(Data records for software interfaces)
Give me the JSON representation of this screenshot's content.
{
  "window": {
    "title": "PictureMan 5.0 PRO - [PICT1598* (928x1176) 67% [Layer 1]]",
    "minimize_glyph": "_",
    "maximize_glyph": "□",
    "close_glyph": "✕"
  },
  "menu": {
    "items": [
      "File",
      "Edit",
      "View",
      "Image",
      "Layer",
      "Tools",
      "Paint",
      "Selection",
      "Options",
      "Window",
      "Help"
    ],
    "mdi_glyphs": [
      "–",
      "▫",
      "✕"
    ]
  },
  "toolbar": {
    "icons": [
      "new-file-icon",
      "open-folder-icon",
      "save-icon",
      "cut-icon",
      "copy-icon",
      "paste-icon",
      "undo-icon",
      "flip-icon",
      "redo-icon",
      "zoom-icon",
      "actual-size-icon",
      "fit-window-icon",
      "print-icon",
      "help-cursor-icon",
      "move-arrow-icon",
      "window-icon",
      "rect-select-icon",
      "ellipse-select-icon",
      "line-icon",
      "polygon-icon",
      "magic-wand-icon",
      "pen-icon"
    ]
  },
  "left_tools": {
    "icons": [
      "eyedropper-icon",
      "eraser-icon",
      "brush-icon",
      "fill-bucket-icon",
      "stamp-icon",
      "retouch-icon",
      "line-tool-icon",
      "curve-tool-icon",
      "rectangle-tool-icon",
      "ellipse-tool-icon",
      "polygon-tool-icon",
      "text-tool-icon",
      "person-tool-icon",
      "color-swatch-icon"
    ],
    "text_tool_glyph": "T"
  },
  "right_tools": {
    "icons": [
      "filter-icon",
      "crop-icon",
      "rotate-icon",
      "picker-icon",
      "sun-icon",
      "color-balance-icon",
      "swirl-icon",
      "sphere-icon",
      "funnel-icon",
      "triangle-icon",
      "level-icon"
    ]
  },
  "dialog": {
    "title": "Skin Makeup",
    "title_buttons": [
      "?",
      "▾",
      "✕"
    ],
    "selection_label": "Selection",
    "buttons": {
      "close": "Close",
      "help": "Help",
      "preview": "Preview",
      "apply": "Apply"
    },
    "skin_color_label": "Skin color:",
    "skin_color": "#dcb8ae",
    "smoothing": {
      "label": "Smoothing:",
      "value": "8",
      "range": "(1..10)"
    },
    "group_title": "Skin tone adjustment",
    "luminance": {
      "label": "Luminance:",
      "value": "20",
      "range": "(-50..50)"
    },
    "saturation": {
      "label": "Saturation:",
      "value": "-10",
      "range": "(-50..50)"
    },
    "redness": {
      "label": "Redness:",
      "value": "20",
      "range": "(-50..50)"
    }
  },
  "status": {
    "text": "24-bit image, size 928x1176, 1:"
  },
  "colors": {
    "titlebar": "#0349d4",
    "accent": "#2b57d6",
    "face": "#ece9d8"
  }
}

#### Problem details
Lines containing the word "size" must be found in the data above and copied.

#### Your solution
      "actual-size-icon",
    "text": "24-bit image, size 928x1176, 1:"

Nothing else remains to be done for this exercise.